:: ENTRIES SUPPLIED ::

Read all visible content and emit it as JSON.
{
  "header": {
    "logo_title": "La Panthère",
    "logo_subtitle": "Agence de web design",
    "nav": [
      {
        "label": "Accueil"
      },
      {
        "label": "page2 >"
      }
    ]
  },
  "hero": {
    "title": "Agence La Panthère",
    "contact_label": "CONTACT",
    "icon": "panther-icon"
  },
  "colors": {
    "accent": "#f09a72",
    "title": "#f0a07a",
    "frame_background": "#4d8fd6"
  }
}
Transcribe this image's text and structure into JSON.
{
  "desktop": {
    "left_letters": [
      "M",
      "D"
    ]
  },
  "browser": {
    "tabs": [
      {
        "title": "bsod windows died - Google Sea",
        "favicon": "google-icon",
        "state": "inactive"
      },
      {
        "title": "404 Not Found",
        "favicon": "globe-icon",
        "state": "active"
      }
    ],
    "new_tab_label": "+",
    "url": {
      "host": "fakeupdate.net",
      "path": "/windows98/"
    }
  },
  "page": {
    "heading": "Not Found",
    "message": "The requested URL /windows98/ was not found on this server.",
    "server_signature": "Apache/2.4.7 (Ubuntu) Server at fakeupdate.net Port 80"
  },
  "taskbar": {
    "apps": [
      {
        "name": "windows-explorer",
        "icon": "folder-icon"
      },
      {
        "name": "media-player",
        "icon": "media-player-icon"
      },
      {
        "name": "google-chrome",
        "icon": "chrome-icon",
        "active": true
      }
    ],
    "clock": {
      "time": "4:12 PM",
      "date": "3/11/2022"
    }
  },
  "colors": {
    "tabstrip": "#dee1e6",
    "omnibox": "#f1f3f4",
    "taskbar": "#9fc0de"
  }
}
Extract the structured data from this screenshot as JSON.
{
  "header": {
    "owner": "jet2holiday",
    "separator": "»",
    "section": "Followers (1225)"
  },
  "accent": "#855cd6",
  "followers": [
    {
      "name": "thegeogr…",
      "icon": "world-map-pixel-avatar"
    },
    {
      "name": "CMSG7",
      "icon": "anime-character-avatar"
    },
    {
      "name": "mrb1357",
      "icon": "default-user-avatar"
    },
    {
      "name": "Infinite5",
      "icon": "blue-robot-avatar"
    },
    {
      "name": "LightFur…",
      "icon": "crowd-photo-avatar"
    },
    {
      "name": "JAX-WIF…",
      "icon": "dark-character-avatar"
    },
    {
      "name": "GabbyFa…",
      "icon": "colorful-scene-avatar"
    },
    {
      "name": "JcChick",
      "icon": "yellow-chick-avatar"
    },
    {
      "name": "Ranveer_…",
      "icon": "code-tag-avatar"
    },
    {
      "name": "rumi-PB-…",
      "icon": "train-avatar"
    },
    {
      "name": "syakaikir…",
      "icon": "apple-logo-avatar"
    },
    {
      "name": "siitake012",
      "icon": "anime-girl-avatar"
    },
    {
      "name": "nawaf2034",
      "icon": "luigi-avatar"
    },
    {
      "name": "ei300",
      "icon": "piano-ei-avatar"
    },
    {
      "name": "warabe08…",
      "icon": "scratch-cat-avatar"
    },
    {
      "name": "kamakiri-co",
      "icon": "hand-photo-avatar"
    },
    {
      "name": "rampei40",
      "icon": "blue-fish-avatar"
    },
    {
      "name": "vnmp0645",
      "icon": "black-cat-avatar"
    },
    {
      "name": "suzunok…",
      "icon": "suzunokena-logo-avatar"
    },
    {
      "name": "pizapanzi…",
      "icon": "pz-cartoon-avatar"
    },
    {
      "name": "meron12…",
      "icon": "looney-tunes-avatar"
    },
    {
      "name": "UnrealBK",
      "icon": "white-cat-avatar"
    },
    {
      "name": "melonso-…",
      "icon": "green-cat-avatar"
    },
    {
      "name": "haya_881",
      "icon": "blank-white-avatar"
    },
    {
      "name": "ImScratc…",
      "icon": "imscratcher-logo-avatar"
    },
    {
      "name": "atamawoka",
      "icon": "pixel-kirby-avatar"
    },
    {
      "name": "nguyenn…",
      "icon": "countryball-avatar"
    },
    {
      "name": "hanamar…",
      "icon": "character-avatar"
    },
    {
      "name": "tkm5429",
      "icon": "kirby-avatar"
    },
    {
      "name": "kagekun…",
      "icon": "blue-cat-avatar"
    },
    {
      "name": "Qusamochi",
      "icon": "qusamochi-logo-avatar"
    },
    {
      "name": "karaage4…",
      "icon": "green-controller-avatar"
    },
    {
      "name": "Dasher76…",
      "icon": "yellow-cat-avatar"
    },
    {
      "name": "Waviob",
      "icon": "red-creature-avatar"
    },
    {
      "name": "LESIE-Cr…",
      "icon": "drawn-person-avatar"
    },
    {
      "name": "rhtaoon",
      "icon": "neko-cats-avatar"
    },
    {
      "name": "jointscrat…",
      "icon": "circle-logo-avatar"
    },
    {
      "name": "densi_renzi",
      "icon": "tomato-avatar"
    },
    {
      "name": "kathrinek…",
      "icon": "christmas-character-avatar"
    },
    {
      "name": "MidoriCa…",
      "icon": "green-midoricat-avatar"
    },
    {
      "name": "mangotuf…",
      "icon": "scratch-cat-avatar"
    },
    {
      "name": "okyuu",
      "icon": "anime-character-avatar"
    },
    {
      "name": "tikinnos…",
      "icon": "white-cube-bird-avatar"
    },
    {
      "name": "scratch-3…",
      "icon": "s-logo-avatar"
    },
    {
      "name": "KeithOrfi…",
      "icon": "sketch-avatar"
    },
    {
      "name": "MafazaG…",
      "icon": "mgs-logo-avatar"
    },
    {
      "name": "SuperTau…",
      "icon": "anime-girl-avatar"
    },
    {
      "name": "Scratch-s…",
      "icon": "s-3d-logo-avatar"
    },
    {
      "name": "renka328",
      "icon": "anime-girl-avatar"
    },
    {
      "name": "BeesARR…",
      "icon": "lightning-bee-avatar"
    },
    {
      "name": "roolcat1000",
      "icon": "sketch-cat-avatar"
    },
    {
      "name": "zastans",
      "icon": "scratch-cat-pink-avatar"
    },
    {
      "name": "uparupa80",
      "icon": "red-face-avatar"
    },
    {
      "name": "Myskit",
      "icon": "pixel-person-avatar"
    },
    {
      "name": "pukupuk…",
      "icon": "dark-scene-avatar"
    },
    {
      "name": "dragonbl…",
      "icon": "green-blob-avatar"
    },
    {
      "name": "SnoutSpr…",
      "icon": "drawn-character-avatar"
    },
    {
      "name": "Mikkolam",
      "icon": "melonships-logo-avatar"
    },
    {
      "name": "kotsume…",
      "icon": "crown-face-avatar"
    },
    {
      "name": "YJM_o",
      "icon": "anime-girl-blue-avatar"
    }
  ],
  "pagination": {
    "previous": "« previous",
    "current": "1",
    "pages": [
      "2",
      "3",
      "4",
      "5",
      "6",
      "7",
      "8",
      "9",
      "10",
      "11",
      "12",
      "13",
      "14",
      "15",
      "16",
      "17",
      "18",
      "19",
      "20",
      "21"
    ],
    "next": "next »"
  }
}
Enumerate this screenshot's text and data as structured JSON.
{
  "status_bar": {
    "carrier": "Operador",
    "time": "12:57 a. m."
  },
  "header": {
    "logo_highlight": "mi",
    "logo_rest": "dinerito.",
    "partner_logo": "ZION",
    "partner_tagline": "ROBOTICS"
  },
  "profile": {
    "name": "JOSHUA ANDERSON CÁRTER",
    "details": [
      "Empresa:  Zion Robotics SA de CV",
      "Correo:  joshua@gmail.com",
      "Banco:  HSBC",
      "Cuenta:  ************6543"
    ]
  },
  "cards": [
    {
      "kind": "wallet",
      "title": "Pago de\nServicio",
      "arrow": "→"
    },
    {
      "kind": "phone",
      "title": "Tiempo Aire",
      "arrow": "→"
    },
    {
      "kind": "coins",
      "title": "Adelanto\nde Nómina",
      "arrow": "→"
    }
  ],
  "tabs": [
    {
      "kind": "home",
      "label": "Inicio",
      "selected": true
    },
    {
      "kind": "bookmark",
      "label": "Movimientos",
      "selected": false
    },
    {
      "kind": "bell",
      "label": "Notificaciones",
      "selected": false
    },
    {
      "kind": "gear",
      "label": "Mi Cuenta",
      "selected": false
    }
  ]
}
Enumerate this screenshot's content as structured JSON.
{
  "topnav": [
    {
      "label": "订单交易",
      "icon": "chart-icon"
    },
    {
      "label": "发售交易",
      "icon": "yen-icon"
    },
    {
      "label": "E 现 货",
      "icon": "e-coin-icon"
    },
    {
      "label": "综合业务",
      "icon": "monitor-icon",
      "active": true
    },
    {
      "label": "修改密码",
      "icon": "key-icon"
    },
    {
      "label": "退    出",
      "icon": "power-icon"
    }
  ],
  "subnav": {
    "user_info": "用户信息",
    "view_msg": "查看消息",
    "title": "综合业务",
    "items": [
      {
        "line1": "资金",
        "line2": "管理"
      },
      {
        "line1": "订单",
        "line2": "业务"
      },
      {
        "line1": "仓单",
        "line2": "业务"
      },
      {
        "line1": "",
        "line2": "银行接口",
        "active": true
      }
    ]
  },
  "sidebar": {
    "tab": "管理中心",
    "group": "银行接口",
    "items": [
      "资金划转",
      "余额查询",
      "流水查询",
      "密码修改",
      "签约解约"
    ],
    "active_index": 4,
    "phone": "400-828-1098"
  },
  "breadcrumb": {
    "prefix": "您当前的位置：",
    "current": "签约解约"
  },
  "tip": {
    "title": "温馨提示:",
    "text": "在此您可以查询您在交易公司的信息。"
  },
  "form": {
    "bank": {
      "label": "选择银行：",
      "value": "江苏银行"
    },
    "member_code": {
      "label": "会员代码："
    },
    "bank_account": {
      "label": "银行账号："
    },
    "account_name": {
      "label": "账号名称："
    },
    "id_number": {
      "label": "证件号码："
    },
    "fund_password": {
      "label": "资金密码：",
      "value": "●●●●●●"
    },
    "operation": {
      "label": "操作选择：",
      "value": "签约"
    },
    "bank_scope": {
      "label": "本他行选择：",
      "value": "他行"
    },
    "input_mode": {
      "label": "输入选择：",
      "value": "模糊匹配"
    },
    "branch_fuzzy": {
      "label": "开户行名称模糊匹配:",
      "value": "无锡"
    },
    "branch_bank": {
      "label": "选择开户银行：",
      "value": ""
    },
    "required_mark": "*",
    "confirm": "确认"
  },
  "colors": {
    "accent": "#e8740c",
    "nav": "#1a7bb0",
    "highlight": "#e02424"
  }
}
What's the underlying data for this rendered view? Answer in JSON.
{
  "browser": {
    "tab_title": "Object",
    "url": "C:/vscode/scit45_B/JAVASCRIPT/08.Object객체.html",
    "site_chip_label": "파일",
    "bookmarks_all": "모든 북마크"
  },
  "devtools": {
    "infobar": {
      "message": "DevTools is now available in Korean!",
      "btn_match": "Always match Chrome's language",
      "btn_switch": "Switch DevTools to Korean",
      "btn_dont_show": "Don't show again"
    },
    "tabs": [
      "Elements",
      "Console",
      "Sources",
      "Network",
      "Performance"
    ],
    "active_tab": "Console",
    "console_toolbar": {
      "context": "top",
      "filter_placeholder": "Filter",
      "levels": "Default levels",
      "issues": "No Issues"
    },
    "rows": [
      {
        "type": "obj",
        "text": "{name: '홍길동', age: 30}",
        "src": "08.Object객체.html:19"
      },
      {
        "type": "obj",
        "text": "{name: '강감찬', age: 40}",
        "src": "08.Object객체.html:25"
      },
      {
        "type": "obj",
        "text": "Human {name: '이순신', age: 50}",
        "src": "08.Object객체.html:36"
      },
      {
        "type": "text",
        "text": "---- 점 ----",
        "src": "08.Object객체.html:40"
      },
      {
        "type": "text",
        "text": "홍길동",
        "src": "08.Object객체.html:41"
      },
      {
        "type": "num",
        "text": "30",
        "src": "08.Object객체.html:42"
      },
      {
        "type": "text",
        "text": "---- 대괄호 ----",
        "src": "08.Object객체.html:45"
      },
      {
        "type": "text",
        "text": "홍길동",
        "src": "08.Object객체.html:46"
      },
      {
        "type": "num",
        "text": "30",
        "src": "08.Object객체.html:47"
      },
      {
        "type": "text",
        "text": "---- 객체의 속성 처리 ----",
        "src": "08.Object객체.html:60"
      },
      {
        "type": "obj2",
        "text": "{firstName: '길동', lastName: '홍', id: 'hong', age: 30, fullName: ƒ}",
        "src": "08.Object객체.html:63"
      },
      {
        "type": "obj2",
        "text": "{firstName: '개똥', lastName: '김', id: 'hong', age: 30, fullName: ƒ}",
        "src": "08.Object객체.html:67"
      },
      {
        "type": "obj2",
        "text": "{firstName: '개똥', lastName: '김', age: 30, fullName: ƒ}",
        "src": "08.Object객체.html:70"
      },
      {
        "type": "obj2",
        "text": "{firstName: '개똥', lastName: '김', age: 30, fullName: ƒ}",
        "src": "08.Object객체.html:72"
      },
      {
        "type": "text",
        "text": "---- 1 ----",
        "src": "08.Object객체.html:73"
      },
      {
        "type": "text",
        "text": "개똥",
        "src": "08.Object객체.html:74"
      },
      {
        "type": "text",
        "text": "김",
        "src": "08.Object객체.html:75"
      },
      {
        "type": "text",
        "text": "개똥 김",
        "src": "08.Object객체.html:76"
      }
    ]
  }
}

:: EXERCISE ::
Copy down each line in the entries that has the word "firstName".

:: THE COMPLETED TASK ::
        "text": "{firstName: '길동', lastName: '홍', id: 'hong', age: 30, fullName: ƒ}",
        "text": "{firstName: '개똥', lastName: '김', id: 'hong', age: 30, fullName: ƒ}",
        "text": "{firstName: '개똥', lastName: '김', age: 30, fullName: ƒ}",
        "text": "{firstName: '개똥', lastName: '김', age: 30, fullName: ƒ}",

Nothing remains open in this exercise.